Fabulous Fall

September 14, 2020
Top of Goldstream June

Fresh green of spring above Goldstream

Fall Colors

Fall colors above Goldstream

 

 

 

 

The changes are slow but seem all too fast.

The (practicing) yellow school buses rolling out down lanes lined with yellow tinged leaves on the trees.  Couples walking dogs while donning light jackets or sweaters.  The cool night air and reappearance of the moon and stars after a three-month hiatus. Crisp clear mornings as you breathe out with an almost visible breath.   Honking geese flood the skies and the sandhill cranes stock the grounds at Creamer’s Field.    Reports of snow on not-so-distant hills.  We check the lows for the overnight temperature to see if it really is time to pull the last of the garden produce or bring in the hanging baskets.

Rainbows

Sudden rainbow

We experienced record rains this summer, with resulting numerous rainbows, discussions of opening the Chena Lakes Flood Control dam, and preempted many canoe trips down the extremely high river.

Thankfully, some things do not change.  We can count on the seasons, the sunrise, moon and stars, and the beauty of the seasons.  This year, it seems the leaves are hanging on just a little bit longer.  Many more people are out and about enjoying the sun and warmth it provides.  Perhaps it all has to do with slowing down to notice?  I’m not sure, but the things we have taken for granted have definitely come to the forefront.

Sunlit tree

Sunlit tree


Fall Hunts

September 23, 2017

Maybe Facebook isn’t your thing (too many cute puppies and baby pictures) but it seems my friends in Alaska are posting lots of wildlife: dead or alive.

While fall can mean the changing of seasons, and time to hurry and wrap up all those things on the to-do list you’ve been putting off, for some, there is a different call of the wild:  the hunt.

Yes, it is hunting season.
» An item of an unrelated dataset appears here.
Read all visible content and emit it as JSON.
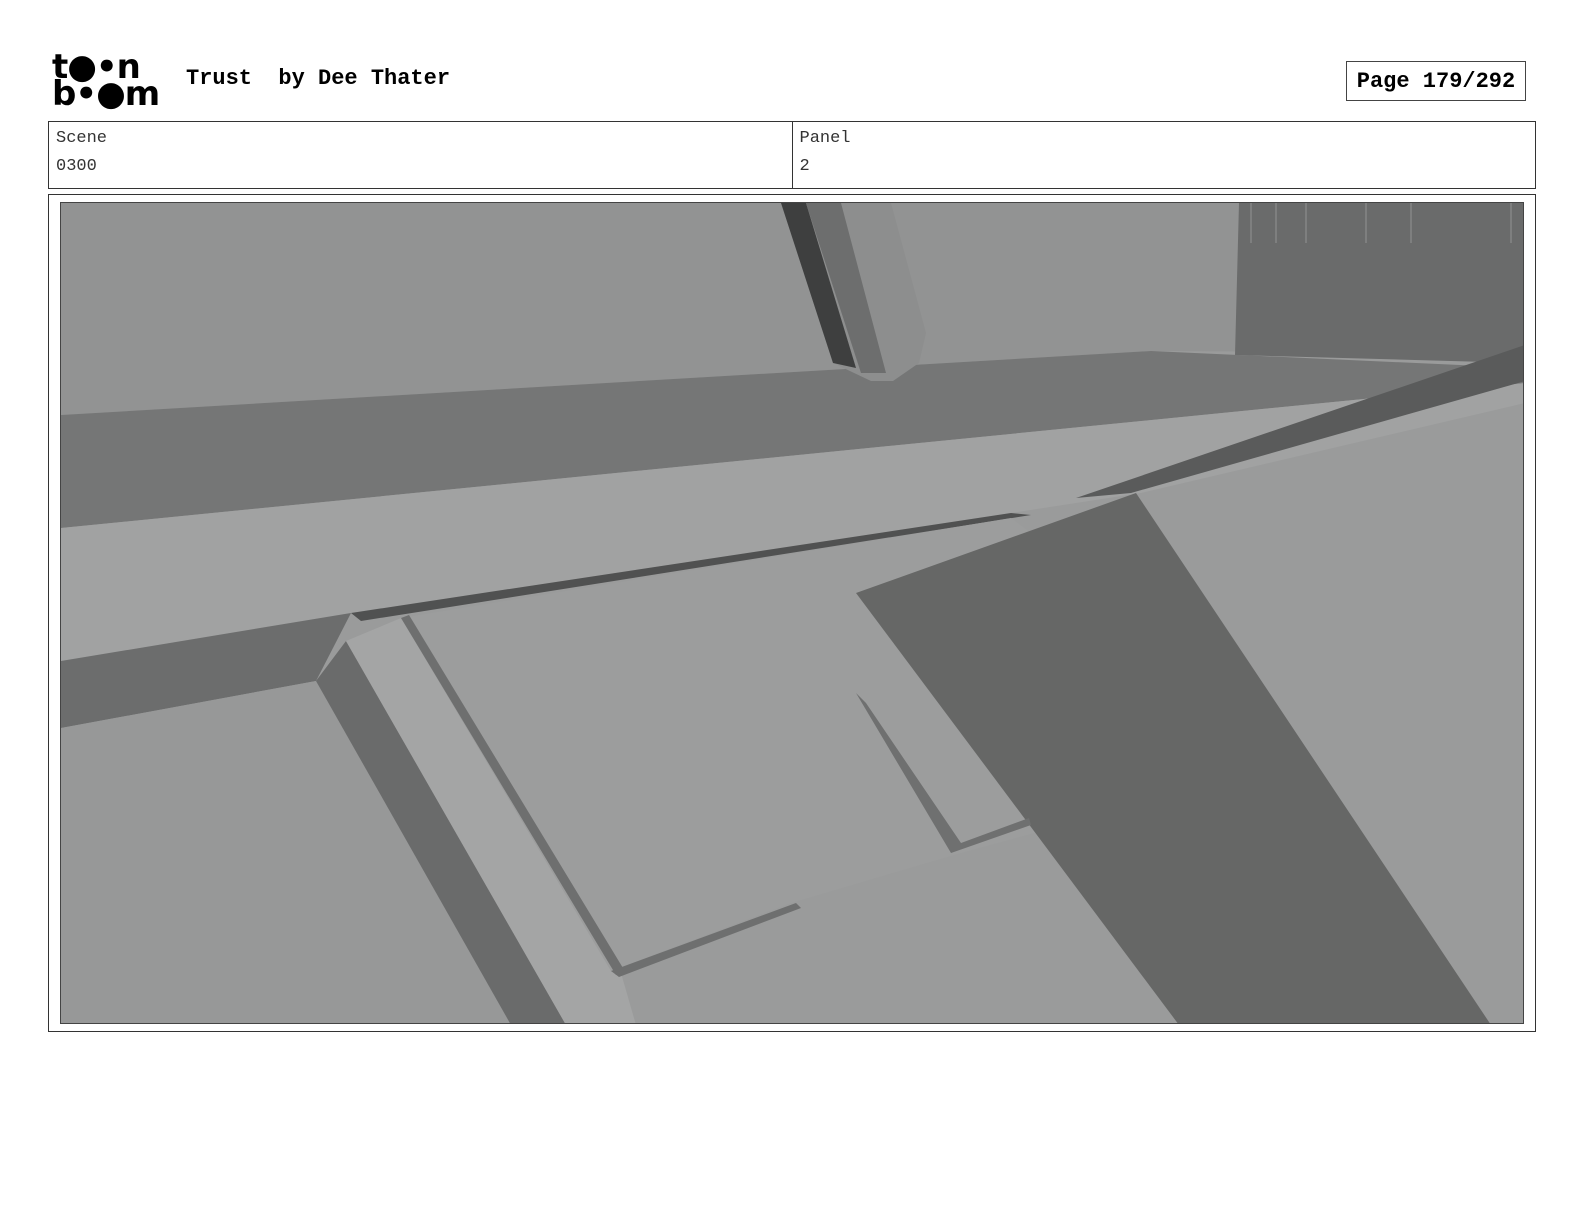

One of my North Slope guests was sharing with me the good news that her village had just harvested their first whale for the season. This apparently is great reason for rejoicing in the village as it will be shared by all.   Some other guests hire guides to take them out to parts unknown to see their trophy.  My brother-in-law posted “Clear Creek or bust” on his facebook page before heading north to Fairbanks to hunt a moose. And even my newest niece posted her “prize” catch of a moose.

moose pic

First moose

My husband isn’t fond of hunting for moose, but he made two trips to Chitina to try to catch some red salmon.  Two trips, because the first was a total bust:  he and a couple of fellow employees got skunked and came back empty handed.  (Water was too high, they claimed.)  The second time was slightly more successful with a few fish, but he certainly didn’t limit out.  Wouldn’t you know, a cheechako friend (that’s Alaskan for a newcomer) just posted on FB today that he and a couple other guys netted (no pun intended) 60 red salmon!

Moose crossing road

Fall moose crossing road

Then there are those who post other kinds of pictures of wildlife, like my brother; a picture of “traffic”–a moose crossing the road on the way to work.  Or the same niece with pictures of dahl sheep in Denali Park.  Fall is holding on tenaciously–fortunately for those who hunt.  And those of us who procrastinate.  Beautiful yellows on the birch trees that line the roadways.  We are enjoying no frost here yet; very unusual for the third week in September, as we usually experience frost by the Equinox run.

H  auling equipment

U  nknown parts

N   ot knowing what

T   rials and tribulations await